Marcellus Hall At the Top of His Game at Pete’s
Marcellus Hall has a Sunday residency at 8:30 PM at Pete’s Candy Store this July; there are two shows remaining, on the 22nd and 29th. If clever, jangly, Americana-tinged rock with killer hooks and sharp, biting lyrics is your thing, you should see at least one of these. Hall is one of those rare artists who gets better with time: he was good back when he was in Railroad Jerk back in the 90s and then after that with White Hassle, who beat the White Stripes to the bassless garage rock thing by a few years but never got credit for it. Last night his deadpan sardonic wit was in full effect as he and his excellent band – Troy Fannin switching between organ and lead guitar, Damon Smith on bass and Mike Shapiro on drums – ran through a set of new material, a couple of covers and songs from Hall’s excellent 2011 album The First Line.
Since the White Hassle days – the band has been “on hiatus” since about 2005 – Hall’s songs have taken on a richer, more lingering sound, maybe just because he lets the chords ring out, he’s traded in his old Danelectro for an acoustic-electric and has bass in the band now. Speaking of bass, Smith was brilliant all night long, driving the first song with a neatly slurry lick way up the fretboard and staying way up there when the bittersweet chorus kicked in. The second song worked a straight-up garage-funk vein, Fannin and Hall joining forces on the catchy turnaround. A little later they did one that juxtaposed a distantly vintage Britpop verse against a biting chromatically-fueled chorus, with a casually smart, terse soul/blues guitar solo from Fannin. Another built up to a big crescendo with swirly organ and then a walk on the bass way down the scale, all the way to the bottom as the chorus kicked in. Soulmate, a cut that just screams out “college radio hit,” had a typically sarcastic lyric and a Motown-flavored break with just bass and drums.
But the best songs were the funniest ones. Hall has made a career of chronicling the misadventures of people who have their bullshit detectors set to stun: they have zero tolerance for fakeness and indecision, and their romantic adventures suffer badly as a result. The funniest one of these was a wry 6/8 anthem about a girl who’s a total killjoy: “I don’t want a boyfriend, she said with a sigh. I said no problem…I said what about dinner, you don’t have to pay,” Hall deadpanned. But when she put out her own suggestion for a pre-hookup activity, that had to be a dealbreaker – the joke is too good to spoil. The most offhandedly vicious song swayed hypnotically over a simple two-chord vamp as Hall set his sights on Faceboogers and textards:
I’m friends with people who I don’t know
Where does one turn after the afterglow
Please stick around, don’t go away
After this song there’ll be a Q&A
My head is messed up and my mind is undone
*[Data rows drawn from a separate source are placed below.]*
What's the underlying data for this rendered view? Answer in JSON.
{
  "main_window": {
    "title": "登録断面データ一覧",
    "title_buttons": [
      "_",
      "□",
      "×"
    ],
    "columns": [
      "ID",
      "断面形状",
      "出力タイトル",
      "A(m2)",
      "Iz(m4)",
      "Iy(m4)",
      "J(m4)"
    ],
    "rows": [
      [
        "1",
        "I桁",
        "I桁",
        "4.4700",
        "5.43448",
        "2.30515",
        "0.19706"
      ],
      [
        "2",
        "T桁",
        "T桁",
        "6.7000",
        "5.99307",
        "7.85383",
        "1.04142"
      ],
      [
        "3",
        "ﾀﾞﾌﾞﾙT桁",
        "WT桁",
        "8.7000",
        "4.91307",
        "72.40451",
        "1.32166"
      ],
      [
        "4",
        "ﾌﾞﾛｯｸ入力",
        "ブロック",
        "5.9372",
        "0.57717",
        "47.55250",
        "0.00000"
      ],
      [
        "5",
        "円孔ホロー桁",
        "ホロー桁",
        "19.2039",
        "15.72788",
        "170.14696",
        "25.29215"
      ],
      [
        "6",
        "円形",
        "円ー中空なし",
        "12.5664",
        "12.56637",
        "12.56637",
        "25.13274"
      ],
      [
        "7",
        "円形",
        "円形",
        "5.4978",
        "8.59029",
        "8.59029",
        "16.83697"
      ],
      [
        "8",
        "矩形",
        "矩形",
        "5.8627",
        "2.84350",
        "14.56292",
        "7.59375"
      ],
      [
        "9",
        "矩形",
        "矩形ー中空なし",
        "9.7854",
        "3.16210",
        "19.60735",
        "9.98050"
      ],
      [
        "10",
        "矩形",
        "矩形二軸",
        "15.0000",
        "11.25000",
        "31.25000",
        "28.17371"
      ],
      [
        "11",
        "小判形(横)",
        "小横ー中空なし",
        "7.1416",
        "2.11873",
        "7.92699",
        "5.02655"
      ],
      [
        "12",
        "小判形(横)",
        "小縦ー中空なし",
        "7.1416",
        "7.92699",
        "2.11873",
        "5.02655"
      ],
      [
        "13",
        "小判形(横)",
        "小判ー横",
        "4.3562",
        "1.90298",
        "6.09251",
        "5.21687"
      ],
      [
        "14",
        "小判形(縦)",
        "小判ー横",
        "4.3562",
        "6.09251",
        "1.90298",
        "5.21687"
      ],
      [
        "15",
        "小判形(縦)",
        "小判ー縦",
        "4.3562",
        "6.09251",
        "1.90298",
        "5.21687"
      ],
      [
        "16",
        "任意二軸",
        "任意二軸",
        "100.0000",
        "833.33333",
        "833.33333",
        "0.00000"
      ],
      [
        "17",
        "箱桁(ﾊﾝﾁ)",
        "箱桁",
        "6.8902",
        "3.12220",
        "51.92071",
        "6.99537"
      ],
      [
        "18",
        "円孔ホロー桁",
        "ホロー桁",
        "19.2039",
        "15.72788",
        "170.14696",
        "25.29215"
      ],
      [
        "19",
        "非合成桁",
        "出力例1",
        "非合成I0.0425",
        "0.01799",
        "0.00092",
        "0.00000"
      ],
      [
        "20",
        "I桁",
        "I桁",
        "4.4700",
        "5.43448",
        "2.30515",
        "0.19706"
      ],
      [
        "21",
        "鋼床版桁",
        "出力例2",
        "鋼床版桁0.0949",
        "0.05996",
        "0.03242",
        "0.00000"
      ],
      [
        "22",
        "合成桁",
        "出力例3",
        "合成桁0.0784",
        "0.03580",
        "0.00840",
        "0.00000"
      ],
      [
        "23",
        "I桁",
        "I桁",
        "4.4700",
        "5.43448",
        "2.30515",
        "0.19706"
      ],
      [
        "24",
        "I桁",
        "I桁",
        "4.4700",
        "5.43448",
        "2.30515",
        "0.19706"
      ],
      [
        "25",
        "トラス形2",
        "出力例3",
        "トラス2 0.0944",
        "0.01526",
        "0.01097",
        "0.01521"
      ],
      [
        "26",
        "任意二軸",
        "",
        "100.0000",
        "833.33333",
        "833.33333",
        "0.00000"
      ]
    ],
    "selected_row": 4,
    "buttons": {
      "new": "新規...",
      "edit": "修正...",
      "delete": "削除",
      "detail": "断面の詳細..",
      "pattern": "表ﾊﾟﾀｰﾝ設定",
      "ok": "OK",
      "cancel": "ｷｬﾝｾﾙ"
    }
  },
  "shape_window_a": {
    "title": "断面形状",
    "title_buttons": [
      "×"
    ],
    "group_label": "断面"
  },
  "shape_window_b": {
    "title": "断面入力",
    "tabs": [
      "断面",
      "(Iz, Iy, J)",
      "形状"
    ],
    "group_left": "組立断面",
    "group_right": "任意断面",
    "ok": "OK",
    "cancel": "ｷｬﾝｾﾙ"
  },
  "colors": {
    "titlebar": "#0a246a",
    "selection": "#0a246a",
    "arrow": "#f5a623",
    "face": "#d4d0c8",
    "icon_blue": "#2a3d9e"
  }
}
You are no one til you’re texting someone
The covers included one that Hall said he would sing in French which turned out to be a pretty basic version of You Never Can Tell which if you didn’t know it, you never would be able to tell that Chuck Berry wrote it. . They closed the set with an audience request, a completely serious, zero-sarcasm, harmony-driven cover of the old country gospel number Satisfied Mind, done as a defiant working person’s anthem. Hall also wasn’t joking that he’d brought a credit card reader for anybody who felt like using plastic to buy a cd, vinyl record or piece of art (Hall is also a highly sought-after illustrator): this was Williamsburg, after all, 2012.